Greyhounds two games short of record losses

Updated: January 30, 2004, 2:04 AM ET
Associated Press

BALTIMORE -- As the game drew to a close, the crowd began chanting in unison. When the final buzzer sounded, the students eagerly rushed the court and mobbed the players.

It had been more than a year since Loyola won a basketball game, so the fans can be forgiven for their overzealous celebration Thursday night.

With a 63-57 victory over Marist, Loyola snapped a 31-game losing streak and put an end to a run of futility that nearly earned the Greyhounds an unwanted place in the NCAA record book.

Loyola narrowly avoided the NCAA mark for successive losses with its first victory since Jan. 19, 2003. Grambling lost 33 in a row from Dec. 6, 1999 to Dec. 16, 2000.

"It's a big sense of relief," Loyola coach Scott Hicks said. "There was a lot of happiness in our locker room tonight."

Charlie Bell scored 20 of his 25 points in the second half for the Greyhounds (1-18, 1-9 Metro Atlantic Athletic Conference), who handed Marist (5-13, 3-6) its fourth straight defeat.

"I feel horrible for our team," Marist assistant coach Stephen Sauers said.

Will McClurkin scored 15 points for the Red Foxes, but he missed nine shots.
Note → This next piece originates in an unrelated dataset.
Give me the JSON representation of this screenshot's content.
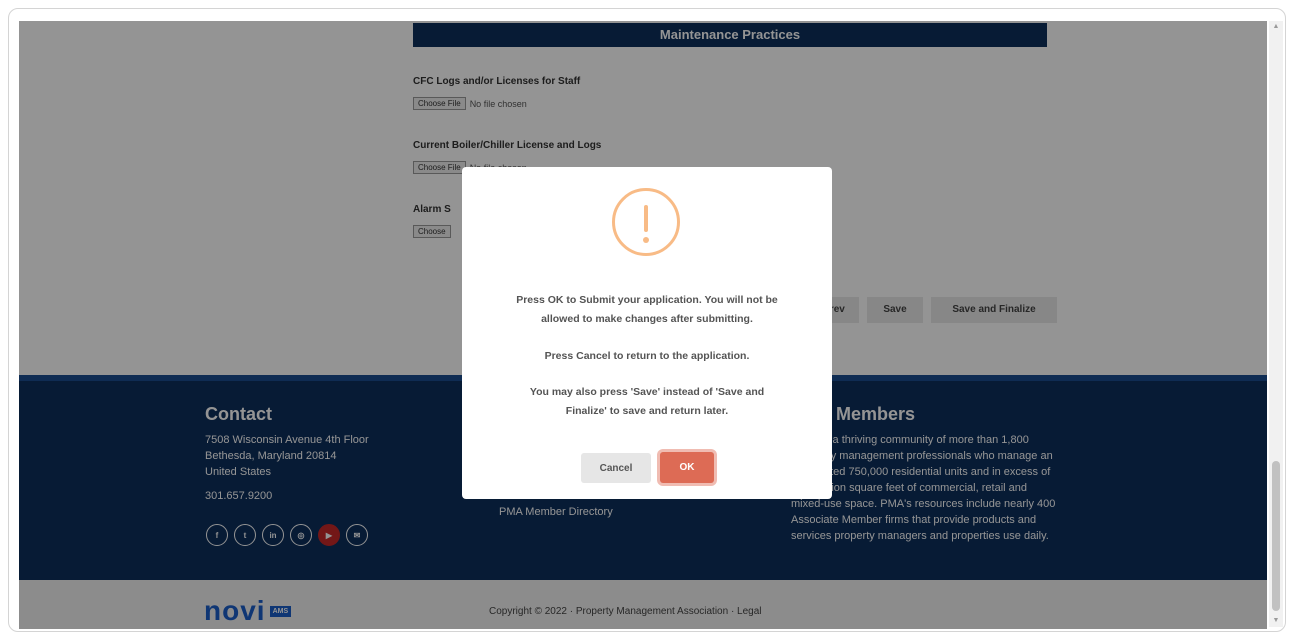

Guard Brandon Ellerbee went 0-for-10 from the field and 0-for-2 at the foul line.

It all added up to a rare victory for the Greyhounds, who had lost 10 straight to Marist.

"It's a tough loss because of the circumstances," Marist coach Dave Magarity said. "At some point, you knew they were going to win a game. There were a lot of teams they could have beaten, should have beaten."

Had the Greyhounds not defeated Marist, they faced the prospect of facing the top two teams in the MAAC (St. Peter's and Manhattan) in their next two games.

But after getting plenty of unwanted national notoriety in recent weeks, Loyola was all too eager to end the embarrassing skid.

"This is a big weight off my back," guard Jamaal Dixon said. "I was happy for my teammates, and happy for the students." After the Greyhounds let a 10-point lead dwindle to 56-54, Dixon scored on a drive and later made two free throws for a six-point lead with 42 seconds left.

The boisterous fans stood for the final seconds, chanting, "It's all over!" shortly before the final buzzer.

"The crowd was a big part of our energy tonight," Hicks said.

A three-point play by Bell put the Greyhounds up by 10 with 18:37 remaining, but Loyola made only two baskets over the next seven minutes while Marist closed to 38-37.

Loyola's Sean Corrigan then sank a 3-pointer and Bell followed with a driving layup for a six-point cushion. During the ensuing time-out, Bell exhorted the small but spirited crowd by waving his arms upward.

Loyola limited the Red Foxes to 32 percent shooting and closed the first half with an 8-0 run to take a 30-23 lead. It was the seventh time this season the Greyhounds led at halftime, including their first meeting with Marist -- a 64-48 defeat.

This time, however, Loyola held on.

"I have a lot of respect for our players," Hicks said. "They've gone through a lot."

Copyright 2004 by The Associated Press